Work to complete »
Look through the data below and return each line where "name" appears.

= = = = =

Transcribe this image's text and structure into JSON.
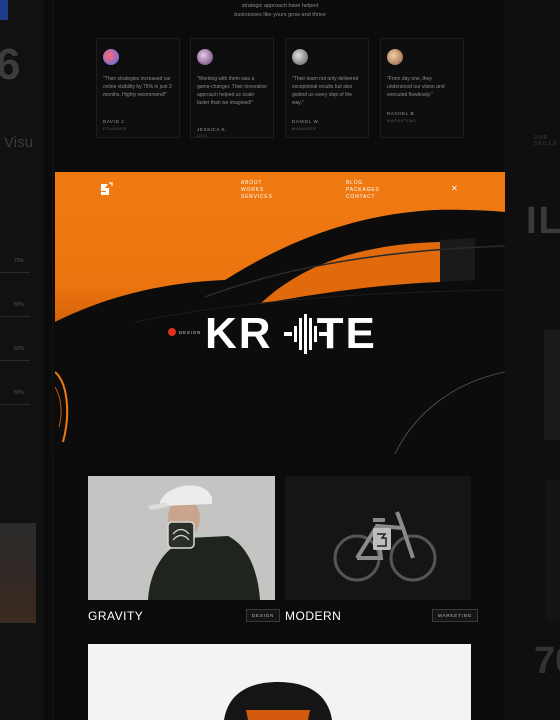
{
  "intro": {
    "line1": "strategic approach have helped",
    "line2": "businesses like yours grow and thrive"
  },
  "testimonials": [
    {
      "quote": "\"Their strategies increased our online visibility by 75% in just 3 months. Highly recommend!\"",
      "name": "DAVID J.",
      "role": "FOUNDER",
      "avatar_color": "#6aa6ff"
    },
    {
      "quote": "\"Working with them was a game-changer. Their innovative approach helped us scale faster than we imagined!\"",
      "name": "JESSICA K.",
      "role": "CEO",
      "avatar_color": "#c7a6d6"
    },
    {
      "quote": "\"Their team not only delivered exceptional results but also guided us every step of the way.\"",
      "name": "DANIEL W.",
      "role": "MANAGER",
      "avatar_color": "#bdbdbd"
    },
    {
      "quote": "\"From day one, they understood our vision and executed flawlessly.\"",
      "name": "RACHEL B.",
      "role": "MARKETING",
      "avatar_color": "#e8b48a"
    }
  ],
  "side_left": {
    "big_number": "6",
    "heading_fragment": "Visu",
    "percent_labels": [
      "70%",
      "80%",
      "60%",
      "80%"
    ]
  },
  "side_right": {
    "label": "OUR SKILLS",
    "heading_fragment": "IL",
    "big_number": "70"
  },
  "hero": {
    "nav_left": [
      "ABOUT",
      "WORKS",
      "SERVICES"
    ],
    "nav_right": [
      "BLOG",
      "PACKAGES",
      "CONTACT"
    ],
    "wordmark_left": "KR",
    "wordmark_right": "TE",
    "design_tag": "DESIGN",
    "accent": "#f07a12"
  },
  "projects": [
    {
      "title": "GRAVITY",
      "tag": "DESIGN"
    },
    {
      "title": "MODERN",
      "tag": "MARKETING"
    }
  ]
}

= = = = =

Solved problem »
      "name": "DAVID J.",
      "name": "JESSICA K.",
      "name": "DANIEL W.",
      "name": "RACHEL B.",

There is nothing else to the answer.